- Panic buying and uneven global demand and supply chains for hand-sanitizers have even forced governments to open up on DIY methods to make their own alternatives. For instance, in US, to help increase the availability of hand sanitizers, FDA issued guidelines for the temporary preparation of alcohol-based hand sanitizers by some companies and pharmacies. Similarly, in India, owing to the shortage of hand sanitizers in the market had led many state governments to issue licenses to native manufacturers, thereby taking care of the domestic demand.
- Given the hullabaloo, about Hand Sanitizers – this Industry as per studies is pegged to grow from $2.7 Billion in 2019 to $36.6 Billion by 2026 – hinting at a sustainable market growth over the course of next 5 years post the COVID-19 pandemic era.
How are hand sanitizers made?

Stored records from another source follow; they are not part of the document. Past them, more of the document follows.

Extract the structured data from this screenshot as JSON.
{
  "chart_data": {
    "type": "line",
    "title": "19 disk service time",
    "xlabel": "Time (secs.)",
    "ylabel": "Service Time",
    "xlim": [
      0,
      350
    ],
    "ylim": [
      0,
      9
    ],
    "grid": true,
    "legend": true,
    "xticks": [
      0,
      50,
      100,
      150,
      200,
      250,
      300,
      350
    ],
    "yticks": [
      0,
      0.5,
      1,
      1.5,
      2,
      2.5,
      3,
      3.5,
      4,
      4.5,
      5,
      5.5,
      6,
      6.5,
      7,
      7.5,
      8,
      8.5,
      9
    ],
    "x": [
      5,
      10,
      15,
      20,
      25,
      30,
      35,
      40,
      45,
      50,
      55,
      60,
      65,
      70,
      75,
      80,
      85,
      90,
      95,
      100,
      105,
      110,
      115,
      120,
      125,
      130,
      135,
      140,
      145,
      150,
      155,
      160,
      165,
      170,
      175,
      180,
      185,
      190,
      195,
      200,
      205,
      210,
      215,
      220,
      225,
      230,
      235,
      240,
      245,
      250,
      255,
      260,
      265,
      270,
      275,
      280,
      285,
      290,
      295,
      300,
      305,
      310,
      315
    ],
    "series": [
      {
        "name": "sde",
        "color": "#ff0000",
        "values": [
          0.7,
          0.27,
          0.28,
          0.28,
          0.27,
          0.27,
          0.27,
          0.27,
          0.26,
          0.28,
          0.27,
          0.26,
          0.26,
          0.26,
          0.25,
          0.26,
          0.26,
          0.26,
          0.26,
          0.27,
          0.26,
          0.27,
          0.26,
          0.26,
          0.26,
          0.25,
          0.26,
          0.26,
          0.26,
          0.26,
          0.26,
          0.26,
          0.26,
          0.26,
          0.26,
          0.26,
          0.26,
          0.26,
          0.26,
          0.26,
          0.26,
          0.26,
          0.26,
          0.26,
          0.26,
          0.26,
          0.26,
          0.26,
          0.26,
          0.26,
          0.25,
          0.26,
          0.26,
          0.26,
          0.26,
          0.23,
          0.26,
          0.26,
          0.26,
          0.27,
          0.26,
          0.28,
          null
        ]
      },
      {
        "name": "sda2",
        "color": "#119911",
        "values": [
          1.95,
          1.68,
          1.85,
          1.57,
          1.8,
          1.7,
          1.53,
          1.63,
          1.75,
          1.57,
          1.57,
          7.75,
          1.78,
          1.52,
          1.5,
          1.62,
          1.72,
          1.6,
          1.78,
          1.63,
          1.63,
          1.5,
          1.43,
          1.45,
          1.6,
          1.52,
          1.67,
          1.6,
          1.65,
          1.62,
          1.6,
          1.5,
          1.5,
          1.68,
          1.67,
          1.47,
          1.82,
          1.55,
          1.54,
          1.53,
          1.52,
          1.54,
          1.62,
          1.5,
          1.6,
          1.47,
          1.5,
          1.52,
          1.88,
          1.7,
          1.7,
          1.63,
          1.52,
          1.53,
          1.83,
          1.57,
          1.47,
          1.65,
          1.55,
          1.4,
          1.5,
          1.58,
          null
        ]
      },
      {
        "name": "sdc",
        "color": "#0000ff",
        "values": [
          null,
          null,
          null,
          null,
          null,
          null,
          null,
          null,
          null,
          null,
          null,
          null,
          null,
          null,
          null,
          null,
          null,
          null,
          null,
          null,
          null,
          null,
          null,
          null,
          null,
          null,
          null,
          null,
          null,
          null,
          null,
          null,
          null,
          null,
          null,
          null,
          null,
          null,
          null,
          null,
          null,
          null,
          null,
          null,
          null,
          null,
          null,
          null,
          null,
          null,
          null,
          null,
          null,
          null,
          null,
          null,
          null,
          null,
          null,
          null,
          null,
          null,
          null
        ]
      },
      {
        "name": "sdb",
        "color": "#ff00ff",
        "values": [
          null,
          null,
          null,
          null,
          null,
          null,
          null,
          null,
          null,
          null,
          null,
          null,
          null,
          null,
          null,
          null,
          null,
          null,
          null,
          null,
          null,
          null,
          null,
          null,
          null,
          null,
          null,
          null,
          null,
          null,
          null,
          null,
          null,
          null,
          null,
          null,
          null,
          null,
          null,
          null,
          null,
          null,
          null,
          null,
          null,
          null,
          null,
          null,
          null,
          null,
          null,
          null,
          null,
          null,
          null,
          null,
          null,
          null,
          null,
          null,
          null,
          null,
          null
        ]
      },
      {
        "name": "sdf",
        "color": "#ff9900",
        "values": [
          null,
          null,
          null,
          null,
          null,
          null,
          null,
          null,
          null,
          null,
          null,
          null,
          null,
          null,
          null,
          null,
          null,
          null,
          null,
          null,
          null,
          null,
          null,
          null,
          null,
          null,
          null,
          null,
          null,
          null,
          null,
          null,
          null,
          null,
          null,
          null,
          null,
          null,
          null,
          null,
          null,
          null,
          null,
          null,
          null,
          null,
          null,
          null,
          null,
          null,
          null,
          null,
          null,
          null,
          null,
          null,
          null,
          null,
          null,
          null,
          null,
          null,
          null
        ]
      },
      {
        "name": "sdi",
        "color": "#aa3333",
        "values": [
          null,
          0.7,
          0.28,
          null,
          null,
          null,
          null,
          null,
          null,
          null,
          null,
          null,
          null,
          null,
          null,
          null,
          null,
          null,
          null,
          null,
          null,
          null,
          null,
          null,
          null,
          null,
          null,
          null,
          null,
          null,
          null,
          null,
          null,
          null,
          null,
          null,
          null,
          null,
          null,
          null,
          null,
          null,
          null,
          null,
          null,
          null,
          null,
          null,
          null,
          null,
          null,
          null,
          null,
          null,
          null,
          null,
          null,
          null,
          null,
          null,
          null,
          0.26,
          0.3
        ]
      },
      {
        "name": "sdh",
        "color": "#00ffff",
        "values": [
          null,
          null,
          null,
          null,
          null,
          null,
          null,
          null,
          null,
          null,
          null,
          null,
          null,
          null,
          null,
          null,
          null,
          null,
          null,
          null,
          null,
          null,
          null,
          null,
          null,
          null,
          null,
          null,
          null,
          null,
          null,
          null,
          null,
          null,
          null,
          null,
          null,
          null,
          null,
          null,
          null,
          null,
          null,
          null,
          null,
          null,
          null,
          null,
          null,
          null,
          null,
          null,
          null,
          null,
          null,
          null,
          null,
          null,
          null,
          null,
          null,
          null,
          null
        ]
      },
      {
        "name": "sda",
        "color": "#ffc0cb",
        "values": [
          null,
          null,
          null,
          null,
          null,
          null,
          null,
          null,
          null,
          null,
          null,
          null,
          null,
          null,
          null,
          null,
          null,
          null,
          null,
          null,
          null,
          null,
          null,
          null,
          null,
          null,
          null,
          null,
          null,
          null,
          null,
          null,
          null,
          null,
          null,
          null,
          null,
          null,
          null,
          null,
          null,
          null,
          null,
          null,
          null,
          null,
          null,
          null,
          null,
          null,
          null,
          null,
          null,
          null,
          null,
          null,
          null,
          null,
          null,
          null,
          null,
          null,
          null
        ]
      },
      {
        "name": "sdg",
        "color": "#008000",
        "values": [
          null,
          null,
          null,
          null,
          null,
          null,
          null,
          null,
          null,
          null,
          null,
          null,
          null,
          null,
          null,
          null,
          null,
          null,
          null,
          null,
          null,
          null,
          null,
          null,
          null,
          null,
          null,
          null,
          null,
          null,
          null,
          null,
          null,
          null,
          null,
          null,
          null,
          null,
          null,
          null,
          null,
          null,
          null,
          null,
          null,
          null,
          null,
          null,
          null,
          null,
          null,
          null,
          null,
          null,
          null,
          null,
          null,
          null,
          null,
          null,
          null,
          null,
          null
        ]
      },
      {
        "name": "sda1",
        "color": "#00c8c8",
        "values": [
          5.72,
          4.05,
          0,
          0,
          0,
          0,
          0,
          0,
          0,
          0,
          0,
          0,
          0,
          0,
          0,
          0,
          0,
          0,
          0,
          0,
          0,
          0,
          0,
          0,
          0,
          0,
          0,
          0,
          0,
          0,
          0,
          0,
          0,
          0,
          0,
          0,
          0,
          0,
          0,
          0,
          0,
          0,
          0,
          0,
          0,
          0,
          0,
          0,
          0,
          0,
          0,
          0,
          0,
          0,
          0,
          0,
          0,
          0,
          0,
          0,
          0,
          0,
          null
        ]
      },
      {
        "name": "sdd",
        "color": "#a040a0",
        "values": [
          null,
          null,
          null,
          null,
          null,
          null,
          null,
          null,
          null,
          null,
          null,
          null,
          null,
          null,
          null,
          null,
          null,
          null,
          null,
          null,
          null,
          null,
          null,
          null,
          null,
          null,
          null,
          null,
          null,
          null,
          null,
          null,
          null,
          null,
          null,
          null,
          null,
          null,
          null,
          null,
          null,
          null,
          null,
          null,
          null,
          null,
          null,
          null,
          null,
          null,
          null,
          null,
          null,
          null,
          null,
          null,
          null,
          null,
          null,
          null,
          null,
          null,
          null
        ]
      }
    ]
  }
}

Reading about the sustainable growth pattern as well readily issued Govt. licenses to make more hand-sanitizers, it wouldn’t be wrong if you as an MSME (Micro, small & medium scale enterprises) want to get into the hand sanitizer business? Here’s how you can prepare your own batch.
- 99.8% isopropyl alcohol or 96%ethanol
- 2% hydrogen peroxide,
- Sterile distilled or boiled cold water
- Disposable plastic bottles.
For Industrial preparation you can use a steel bucket with a capacity of 80-100 litres and fill it with sterile distilled or boiled water. Regular water boiled and cooled down to room temperature gives you distilled water.
To the bucket add 7515 ml of 99% isopropyl alcohol aka rubbing alcohol. This contains the highest concentration of alcohol with no water. In case you do not have that then you can also make do with 96% ethanol and add 8,333 ml of concentration into the mix.
Add 417 ml of 2% hydrogen peroxide easily available at your local chemist
Add 145ml of 98% glycerine to the solution. Note: As glycerol is very viscous and sticks to the wall of the measuring cylinder, it should be rinsed with some sterile distilled or cold boiled water and then emptied into the steel bucket.
Package the mixed solution now into plastic bottles, and place the bottles in quarantine for 72 hours before use. This allows time for any spores present in the alcohol or the new/re-used bottles to be destroyed. You can take 100 plastic bottles of 100ml each for the same purpose. And there you have your very own batch ready to sell in the market.
There have now been more than 4 million documented cases of COVID-19 across the world. So far, many international health organizations have explicitly asked to practice social distancing and self-quarantining to self-contain the virus and mitigate any possible outbreak/s. However, recognizing the serious socio-economic impact of the lockdowns, that have also had a detrimental effect on people’s lives, many countries are in the wake of lifting lockdowns. It thus becomes even more imperative now than ever to practice hand hygiene when people are back in the public domain. Thus, hand –hygiene or hand sanitation as you may call it has definitely become the new normal-a lifestyle change that people have already very well adapted to and hopefully will continue to in the future.